The Madden tournament sounds like a better alternative.
As far as using an existing network… we chose to create our own separate network so that there’d be no conflicts and no chance for students to get on the internet with X-Box live (which I don’t think would work anyways). If you plug them into an existing network, you may have issues with 1) is your DHCP server ready to assign it an address, 2) will those assigned addresses be in the same subnet mask, and 3) can you access or control the assignment of either of the previous 2? I’m not a network expert, but I know if the only thing on the network is a bunch of X-box’s, they will automatically assign themselves an address that makes them all work. X-Box Forums are helpful in understanding network settings… http://forums.xbox.com/9/ShowForum.aspx
Personally I believe that the more competitive the environment, the less the gaming is focused on the violence and graphics, and more on the “sport” aspect of the matches.
Good memories in that library regardless
We’ve had 5 Xbox/Game console parties at church in the last 2 1/2 yrs.
The kids bring mostly Xboxes/Xbox 360’s, so we network those together. We put the router/switches in the middle of the room and move the rest of the furniture out of the sanctuary and bring in folding tables. The sanctuary is perfect because we can show a movie or someone playing by connecting into the video projector and the lights dim in there, making it perfect for game playing.
The most popular game is Halo/Halo2, and it’s the only M rated game allowed. All kids must turn in a permission slip about this game before they are allowed to attend. We’ve never had a problem with the permission slip approach and I think the wording of it (done by our pastor) shows that we care about the kids and realize they are going to play the game either with a group (that they could make friends in) or home alone anyway.
We usually have a group of Playstation/Game cube users and we usually set a spot aside for the ones who want to play DDR. We use another room for younger kids who want to play their own types of games (Pac-Man, Super Smash Bros, etc.) and we use the bean bag chairs in there.
The parties usually run about 5 hours on a Saturday night. We had 45 kids at our last one in November.
We do not charge for the parties - we ask the kids to pitch in $3 each for pizza and we order as many pizza’s as we have cash for. The congregation volunteers to setup/take down/clean up and bring in soda/snacks for the kids.
To me, this is another outreach event like the Easter Egg Hunt, but it’s super easy to do and doesn’t cost much.

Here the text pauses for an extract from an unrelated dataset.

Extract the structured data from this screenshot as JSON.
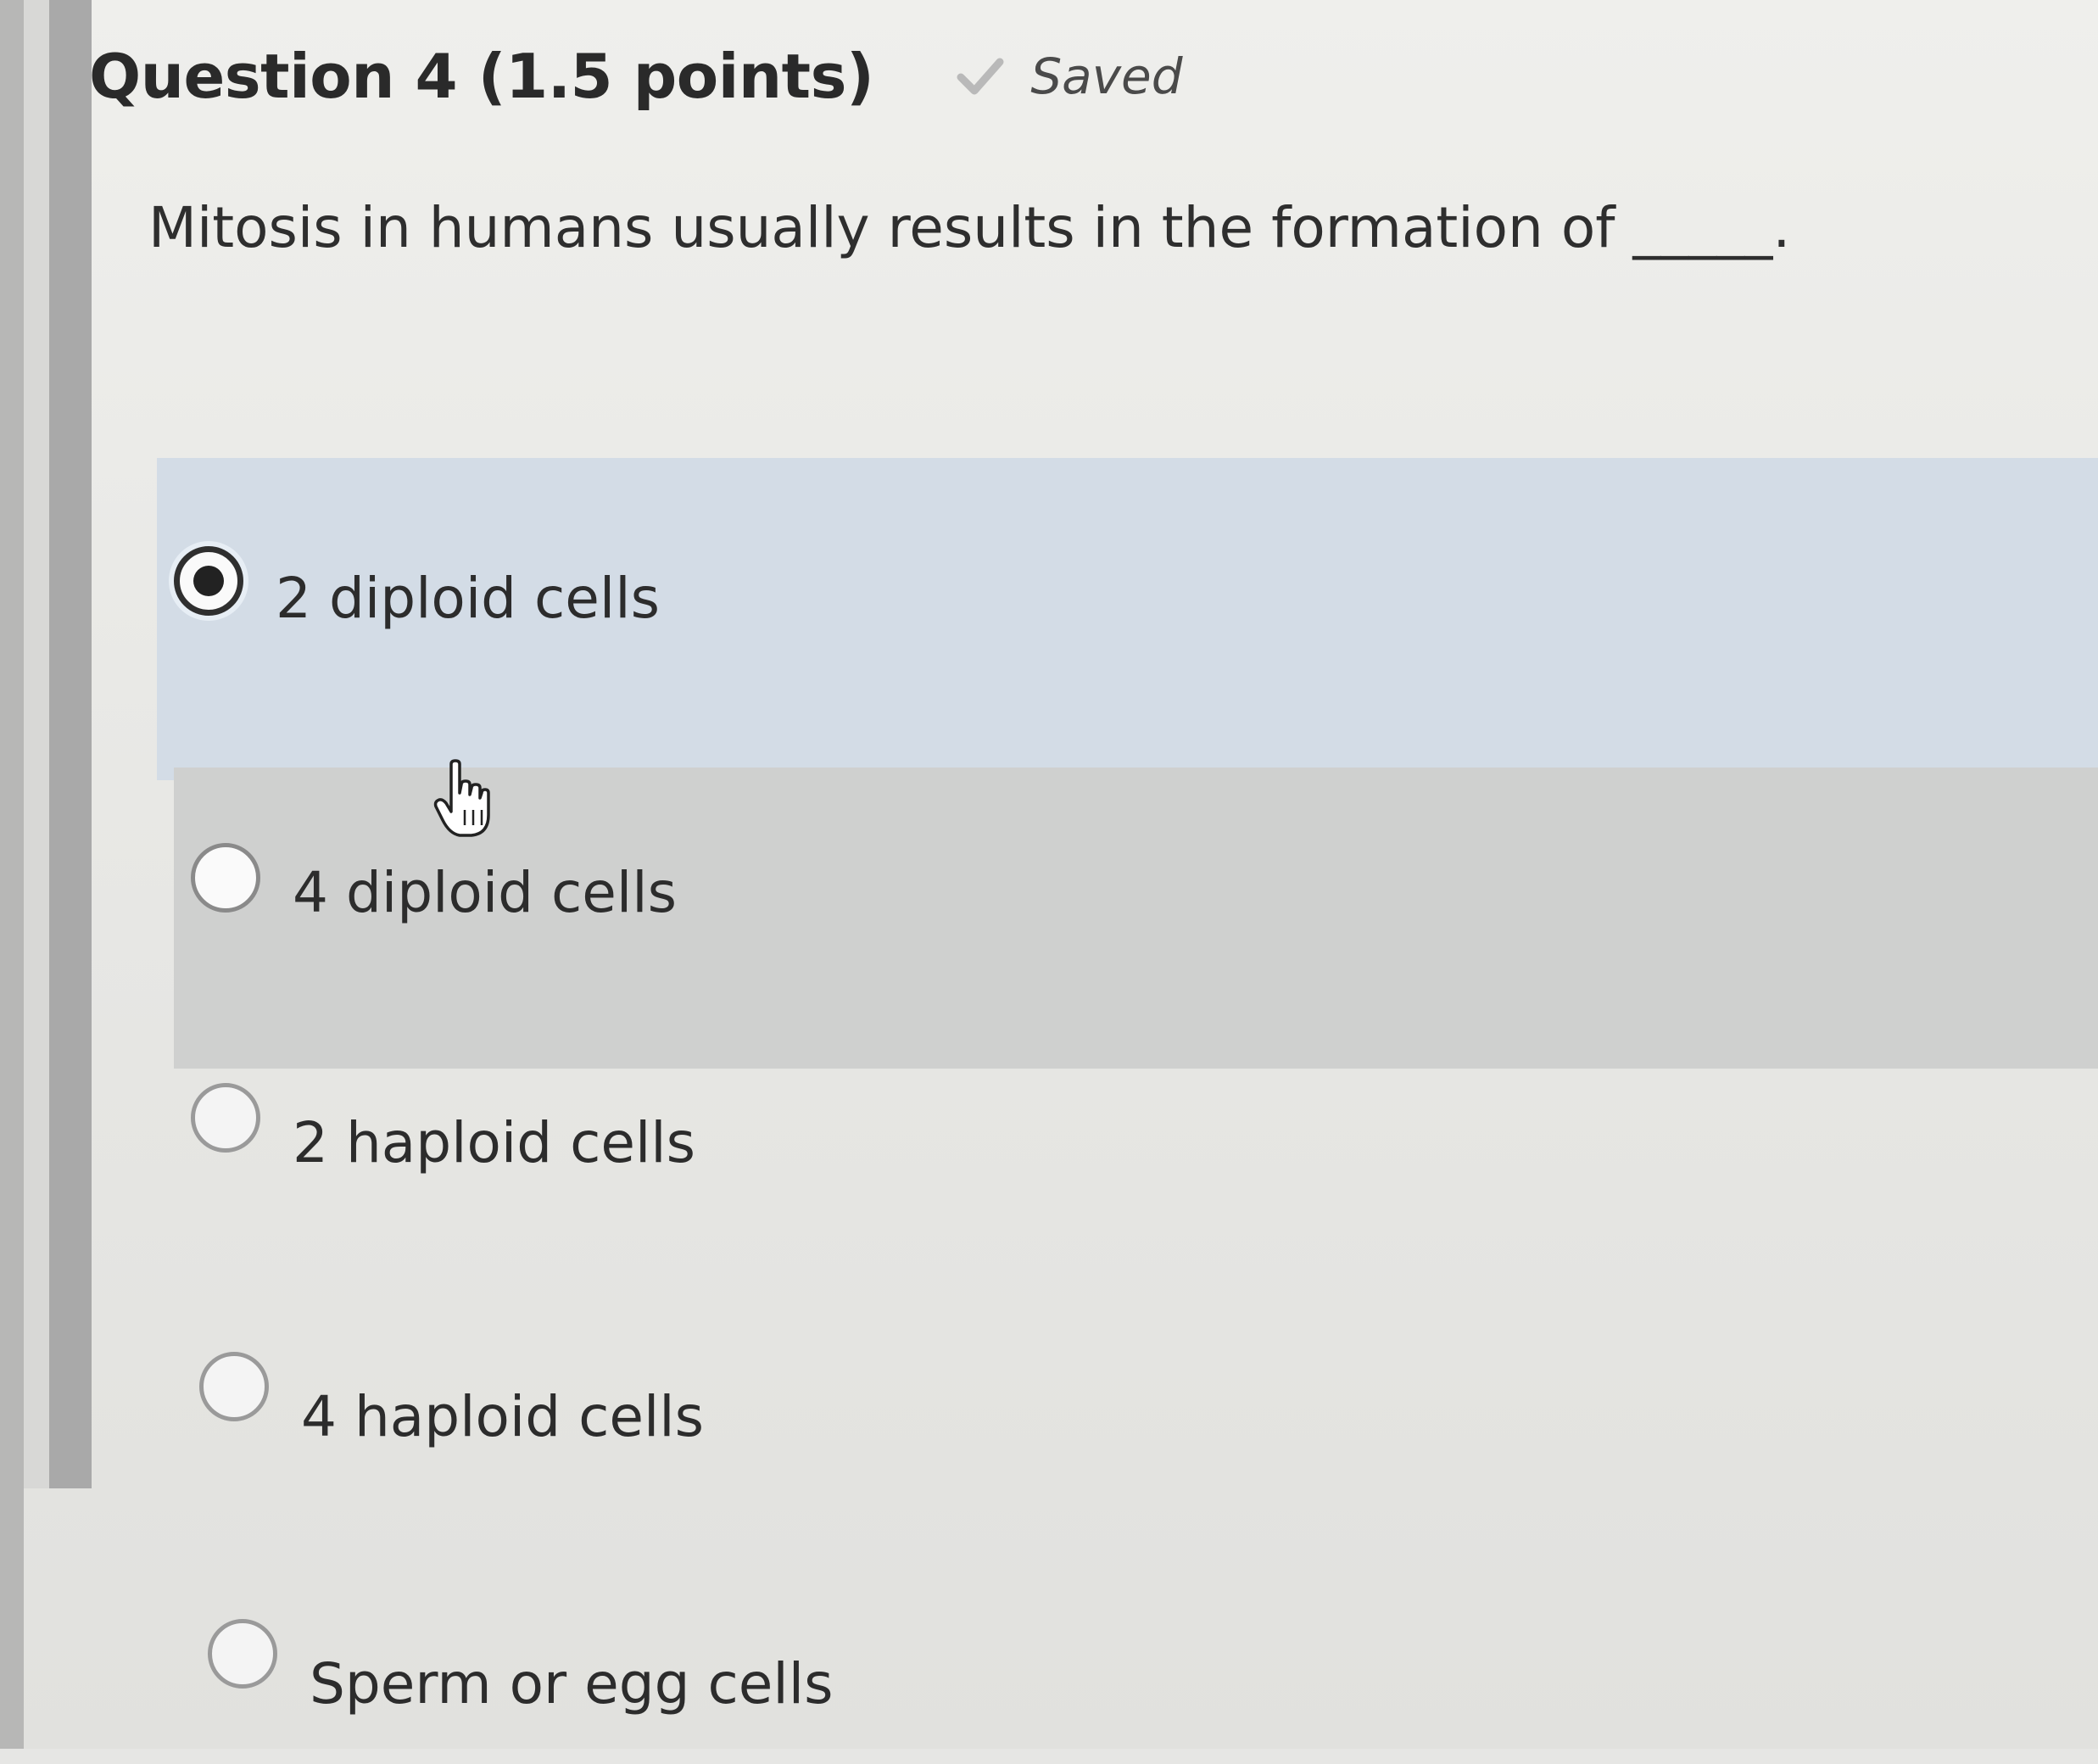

The kids know how everything is supposed to be connected and where the best placement of the furniture goes, so us parents are just supervising.
We have alot of pics posted on our church website if anyone is interested, just PM me.